On December 11, 1990, Glass was transferred from the Fulton Reception and Diagnostic Center to the Farmington Correctional Center (Farmington), where he was assigned to administrative segregation.1  On December 12, 1990, Glass received a classification hearing before the Adjustment Committee, where he was advised that he was recommended for administrative segregation because of his record as an escapee. He received a thirty-day review on January 9, 1991 and special reviews on January 23 and 25. At the later hearing, it was determined that Glass was wrongfully assigned to administrative segregation. He was released to the general population on January 28, 1991.


In our view, Glass was given all the process he was due. See Knight v. Armontrout, 878 F.2d 1093 (8th Cir. 1989). The fact that he was improperly assigned and retained in segregation for a short period does not give rise to a colorable constitutional claim.

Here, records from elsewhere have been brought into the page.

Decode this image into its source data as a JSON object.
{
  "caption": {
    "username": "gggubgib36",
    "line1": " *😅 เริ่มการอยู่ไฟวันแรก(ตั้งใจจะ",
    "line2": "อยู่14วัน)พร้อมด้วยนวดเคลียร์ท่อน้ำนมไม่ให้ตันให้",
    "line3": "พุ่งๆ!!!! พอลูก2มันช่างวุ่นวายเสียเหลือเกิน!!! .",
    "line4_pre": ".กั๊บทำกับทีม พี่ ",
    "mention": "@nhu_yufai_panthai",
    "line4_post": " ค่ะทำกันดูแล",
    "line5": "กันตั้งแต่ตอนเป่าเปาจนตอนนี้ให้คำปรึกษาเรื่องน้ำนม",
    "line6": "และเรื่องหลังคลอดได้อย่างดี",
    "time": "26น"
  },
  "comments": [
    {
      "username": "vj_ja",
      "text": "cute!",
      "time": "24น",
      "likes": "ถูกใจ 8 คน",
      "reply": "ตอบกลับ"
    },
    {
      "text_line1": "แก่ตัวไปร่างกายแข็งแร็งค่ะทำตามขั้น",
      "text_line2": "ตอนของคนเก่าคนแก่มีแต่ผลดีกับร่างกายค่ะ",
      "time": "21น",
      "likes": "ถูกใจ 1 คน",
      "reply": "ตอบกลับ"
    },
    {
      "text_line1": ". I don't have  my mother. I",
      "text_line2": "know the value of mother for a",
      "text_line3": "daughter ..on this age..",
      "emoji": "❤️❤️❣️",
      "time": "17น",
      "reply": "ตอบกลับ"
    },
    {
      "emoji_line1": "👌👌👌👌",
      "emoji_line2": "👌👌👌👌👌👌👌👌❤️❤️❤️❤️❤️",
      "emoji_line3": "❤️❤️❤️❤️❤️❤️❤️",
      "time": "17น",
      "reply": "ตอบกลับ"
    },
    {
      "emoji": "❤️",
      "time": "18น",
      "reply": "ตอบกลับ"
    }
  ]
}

Glass also argues that the district court erred in dismissing his complaint insofar as it alleged an Eighth Amendment violation. Glass bases this argument on the fact that while in segregation, he was deprived of his "cosmetics"2  and was forced to sleep on a filthy mattress.3  We need not decide whether Glass's allegations implicating the Eighth Amendment are sufficient to survive a motion for summary judgment for two reasons. First, when Glass moved for summary judgment on the due process issue, he neither requested a judgment on his Eighth Amendment claim nor indicated that he was reserving the claim for trial. Second, he failed to plead specifically that any of the named defendants were in any way involved in the deprivations.

Accordingly, we affirm the decision of the district court.


Both facilities are part of the Missouri prison system


In a prior administrative complaint filed December 12, 1990, Glass stated that he was not given his toothbrush, toothpaste, soap, writing, materials, stamps, and cigarettes


See Williams v. Adams, 935 F.2d 960 (8th Cir. 1991), and Nitcher v. Does, 956 F.2d 796 (8th Cir. 1992), on the question of whether deprivation of these articles of personal hygiene constitutes a violation of the Eighth Amendment